Beginning in 2022, Brazil will face more difficulties if it wants to expand the purchase of vaccine doses from the WAO-formed Kovacs Federation.
At a meeting this week, the Geneva-based mechanism decided to modify its laws next year to expand the distribution of vaccines in the world’s poorest countries. But for that, it will encourage emerging economies like Brazil to expand their purchases of vaccines.
Its goal is to prioritize the most vulnerable and create laws that reduce the number of participants in vaccine purchases. The plan is that in the current 190 countries, one-third will stop issuing new orders.
In April 2020, the WHO launched a program to try to prevent a vaccine racism in the world. The fund was created with the aim of accumulating quantities and guaranteeing the distribution of quantities to poor countries. Initially Brazil did not join.
When he decided to be part of the project, he had the opportunity to receive 86 million doses from Kovacs, which is enough for 20% of its population. Despite the possibility of refunding or giving up in the middle of the process, Brazil was reluctant. The final decision of the Palacio do Planaldo is to purchase only 43 million doses, which is the minimum set by the organizers.
As the shortage of quantities became apparent in Brazil, the government began talking to the WHO to assess the feasibility of expanding Kovacs’ purchases.
But, at the end of this week, it was established by the mechanism that governments wishing to make new purchases must pay the full charge for the entire order before any delivery.
In other words: for countries like Brazil, South Africa, Mexico or Argentina, a new series of vaccine reservations must be fully banked in action, which could pose a hurdle for governments.
Today, money is paid for as quantities are released. However, for Kovacs, the financial risk lies with the company. In addition, the situation still prevents the federation from taking more action to guarantee vaccinations for the world’s 92 poorest countries.

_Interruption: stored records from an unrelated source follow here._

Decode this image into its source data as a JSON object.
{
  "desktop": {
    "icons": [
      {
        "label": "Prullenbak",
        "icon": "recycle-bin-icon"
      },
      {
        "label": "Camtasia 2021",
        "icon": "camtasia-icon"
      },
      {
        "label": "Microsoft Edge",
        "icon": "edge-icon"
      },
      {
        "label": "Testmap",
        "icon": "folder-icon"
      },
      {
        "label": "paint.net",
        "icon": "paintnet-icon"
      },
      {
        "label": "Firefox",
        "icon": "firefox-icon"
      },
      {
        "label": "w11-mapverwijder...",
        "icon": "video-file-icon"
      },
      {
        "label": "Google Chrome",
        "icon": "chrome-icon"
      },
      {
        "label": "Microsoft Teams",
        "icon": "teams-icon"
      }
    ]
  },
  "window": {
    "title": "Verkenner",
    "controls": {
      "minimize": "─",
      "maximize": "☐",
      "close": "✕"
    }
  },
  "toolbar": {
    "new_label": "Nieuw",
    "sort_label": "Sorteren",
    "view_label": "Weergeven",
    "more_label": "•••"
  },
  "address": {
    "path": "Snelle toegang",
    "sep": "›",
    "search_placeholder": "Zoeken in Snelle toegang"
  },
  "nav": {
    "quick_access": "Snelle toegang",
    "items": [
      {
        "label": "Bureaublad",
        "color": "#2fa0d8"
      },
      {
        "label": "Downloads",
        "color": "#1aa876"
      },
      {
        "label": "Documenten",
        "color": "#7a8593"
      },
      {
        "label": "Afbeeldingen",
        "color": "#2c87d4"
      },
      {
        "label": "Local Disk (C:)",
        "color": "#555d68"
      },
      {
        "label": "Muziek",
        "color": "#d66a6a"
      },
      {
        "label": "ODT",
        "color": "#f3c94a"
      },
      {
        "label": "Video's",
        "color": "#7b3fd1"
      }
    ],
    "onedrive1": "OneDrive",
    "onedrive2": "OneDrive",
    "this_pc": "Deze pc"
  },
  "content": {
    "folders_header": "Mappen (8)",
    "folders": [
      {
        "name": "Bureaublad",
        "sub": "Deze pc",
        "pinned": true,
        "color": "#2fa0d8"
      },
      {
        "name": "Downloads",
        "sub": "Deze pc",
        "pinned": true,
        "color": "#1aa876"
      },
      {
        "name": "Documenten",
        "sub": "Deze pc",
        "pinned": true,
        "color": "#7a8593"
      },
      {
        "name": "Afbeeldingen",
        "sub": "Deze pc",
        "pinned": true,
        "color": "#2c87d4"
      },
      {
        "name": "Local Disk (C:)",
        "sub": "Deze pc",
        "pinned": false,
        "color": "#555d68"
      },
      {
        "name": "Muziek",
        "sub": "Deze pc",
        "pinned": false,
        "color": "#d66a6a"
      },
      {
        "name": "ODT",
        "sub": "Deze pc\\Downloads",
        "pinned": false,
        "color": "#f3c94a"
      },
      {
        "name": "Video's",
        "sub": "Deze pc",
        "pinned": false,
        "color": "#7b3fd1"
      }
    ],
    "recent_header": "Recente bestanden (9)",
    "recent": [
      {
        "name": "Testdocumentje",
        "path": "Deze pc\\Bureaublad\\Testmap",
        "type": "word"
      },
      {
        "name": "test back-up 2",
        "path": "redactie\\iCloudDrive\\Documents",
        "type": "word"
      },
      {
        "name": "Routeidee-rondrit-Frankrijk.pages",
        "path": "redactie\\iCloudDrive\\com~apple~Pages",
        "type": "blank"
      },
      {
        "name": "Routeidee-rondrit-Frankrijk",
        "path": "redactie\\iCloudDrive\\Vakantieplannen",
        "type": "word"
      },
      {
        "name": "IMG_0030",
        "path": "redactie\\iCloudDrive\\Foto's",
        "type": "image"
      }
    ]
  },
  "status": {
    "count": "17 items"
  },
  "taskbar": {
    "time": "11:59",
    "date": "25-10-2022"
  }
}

Today, only 1.5% of the world’s vaccines are available in Africa. According to the WHO, this is a “moral failure” and a new dimension of inequality.